Would you please copy every line of the material that follows, exactly as it reads?

**SUPPLIED MATERIAL:**
........

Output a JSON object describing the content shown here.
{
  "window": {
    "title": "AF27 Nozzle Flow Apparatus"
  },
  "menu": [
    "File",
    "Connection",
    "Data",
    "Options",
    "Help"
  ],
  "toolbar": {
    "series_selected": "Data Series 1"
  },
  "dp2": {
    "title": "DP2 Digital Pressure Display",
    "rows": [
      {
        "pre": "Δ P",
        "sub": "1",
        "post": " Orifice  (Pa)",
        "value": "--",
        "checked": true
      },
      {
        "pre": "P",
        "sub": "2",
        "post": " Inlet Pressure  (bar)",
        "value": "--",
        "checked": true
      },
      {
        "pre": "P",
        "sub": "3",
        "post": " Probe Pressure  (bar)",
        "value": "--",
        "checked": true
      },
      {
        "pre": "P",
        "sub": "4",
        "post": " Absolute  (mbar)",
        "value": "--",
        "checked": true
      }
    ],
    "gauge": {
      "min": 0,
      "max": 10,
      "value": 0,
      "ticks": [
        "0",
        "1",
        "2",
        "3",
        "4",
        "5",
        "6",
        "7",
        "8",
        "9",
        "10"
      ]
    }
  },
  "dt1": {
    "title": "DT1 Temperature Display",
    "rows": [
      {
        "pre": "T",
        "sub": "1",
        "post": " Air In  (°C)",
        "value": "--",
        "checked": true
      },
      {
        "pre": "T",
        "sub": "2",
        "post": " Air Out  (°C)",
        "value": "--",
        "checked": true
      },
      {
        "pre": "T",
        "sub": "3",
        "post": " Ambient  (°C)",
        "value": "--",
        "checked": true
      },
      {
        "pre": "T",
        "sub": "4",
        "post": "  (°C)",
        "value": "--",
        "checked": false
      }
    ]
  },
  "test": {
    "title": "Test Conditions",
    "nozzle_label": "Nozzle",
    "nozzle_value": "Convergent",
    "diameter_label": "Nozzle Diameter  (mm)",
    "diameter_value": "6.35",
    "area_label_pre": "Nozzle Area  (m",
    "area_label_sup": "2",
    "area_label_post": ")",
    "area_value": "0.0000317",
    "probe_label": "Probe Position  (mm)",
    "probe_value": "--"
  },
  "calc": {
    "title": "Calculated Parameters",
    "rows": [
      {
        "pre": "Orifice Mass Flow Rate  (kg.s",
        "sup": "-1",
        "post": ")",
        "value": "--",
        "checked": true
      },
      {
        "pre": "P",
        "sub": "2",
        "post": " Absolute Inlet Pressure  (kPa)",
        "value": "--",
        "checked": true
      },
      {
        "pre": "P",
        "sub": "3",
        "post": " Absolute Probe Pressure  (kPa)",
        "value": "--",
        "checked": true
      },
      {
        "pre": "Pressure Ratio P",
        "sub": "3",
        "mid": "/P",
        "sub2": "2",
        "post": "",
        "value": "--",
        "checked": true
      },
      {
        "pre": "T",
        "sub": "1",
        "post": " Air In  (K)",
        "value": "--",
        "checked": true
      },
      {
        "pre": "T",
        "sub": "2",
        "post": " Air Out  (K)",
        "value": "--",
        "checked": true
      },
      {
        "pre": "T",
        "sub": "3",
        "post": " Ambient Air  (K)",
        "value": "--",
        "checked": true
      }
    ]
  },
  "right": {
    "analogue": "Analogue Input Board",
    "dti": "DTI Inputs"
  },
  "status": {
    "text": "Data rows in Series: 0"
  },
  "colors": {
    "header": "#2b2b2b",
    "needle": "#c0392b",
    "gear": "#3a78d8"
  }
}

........

**RESPONSE TO THE EXERCISE:**
Output a JSON object describing the content shown here.
{
  "window": {
    "title": "AF27 Nozzle Flow Apparatus"
  },
  "menu": [
    "File",
    "Connection",
    "Data",
    "Options",
    "Help"
  ],
  "toolbar": {
    "series_selected": "Data Series 1"
  },
  "dp2": {
    "title": "DP2 Digital Pressure Display",
    "rows": [
      {
        "pre": "Δ P",
        "sub": "1",
        "post": " Orifice  (Pa)",
        "value": "--",
        "checked": true
      },
      {
        "pre": "P",
        "sub": "2",
        "post": " Inlet Pressure  (bar)",
        "value": "--",
        "checked": true
      },
      {
        "pre": "P",
        "sub": "3",
        "post": " Probe Pressure  (bar)",
        "value": "--",
        "checked": true
      },
      {
        "pre": "P",
        "sub": "4",
        "post": " Absolute  (mbar)",
        "value": "--",
        "checked": true
      }
    ],
    "gauge": {
      "min": 0,
      "max": 10,
      "value": 0,
      "ticks": [
        "0",
        "1",
        "2",
        "3",
        "4",
        "5",
        "6",
        "7",
        "8",
        "9",
        "10"
      ]
    }
  },
  "dt1": {
    "title": "DT1 Temperature Display",
    "rows": [
      {
        "pre": "T",
        "sub": "1",
        "post": " Air In  (°C)",
        "value": "--",
        "checked": true
      },
      {
        "pre": "T",
        "sub": "2",
        "post": " Air Out  (°C)",
        "value": "--",
        "checked": true
      },
      {
        "pre": "T",
        "sub": "3",
        "post": " Ambient  (°C)",
        "value": "--",
        "checked": true
      },
      {
        "pre": "T",
        "sub": "4",
        "post": "  (°C)",
        "value": "--",
        "checked": false
      }
    ]
  },
  "test": {
    "title": "Test Conditions",
    "nozzle_label": "Nozzle",
    "nozzle_value": "Convergent",
    "diameter_label": "Nozzle Diameter  (mm)",
    "diameter_value": "6.35",
    "area_label_pre": "Nozzle Area  (m",
    "area_label_sup": "2",
    "area_label_post": ")",
    "area_value": "0.0000317",
    "probe_label": "Probe Position  (mm)",
    "probe_value": "--"
  },
  "calc": {
    "title": "Calculated Parameters",
    "rows": [
      {
        "pre": "Orifice Mass Flow Rate  (kg.s",
        "sup": "-1",
        "post": ")",
        "value": "--",
        "checked": true
      },
      {
        "pre": "P",
        "sub": "2",
        "post": " Absolute Inlet Pressure  (kPa)",
        "value": "--",
        "checked": true
      },
      {
        "pre": "P",
        "sub": "3",
        "post": " Absolute Probe Pressure  (kPa)",
        "value": "--",
        "checked": true
      },
      {
        "pre": "Pressure Ratio P",
        "sub": "3",
        "mid": "/P",
        "sub2": "2",
        "post": "",
        "value": "--",
        "checked": true
      },
      {
        "pre": "T",
        "sub": "1",
        "post": " Air In  (K)",
        "value": "--",
        "checked": true
      },
      {
        "pre": "T",
        "sub": "2",
        "post": " Air Out  (K)",
        "value": "--",
        "checked": true
      },
      {
        "pre": "T",
        "sub": "3",
        "post": " Ambient Air  (K)",
        "value": "--",
        "checked": true
      }
    ]
  },
  "right": {
    "analogue": "Analogue Input Board",
    "dti": "DTI Inputs"
  },
  "status": {
    "text": "Data rows in Series: 0"
  },
  "colors": {
    "header": "#2b2b2b",
    "needle": "#c0392b",
    "gear": "#3a78d8"
  }
}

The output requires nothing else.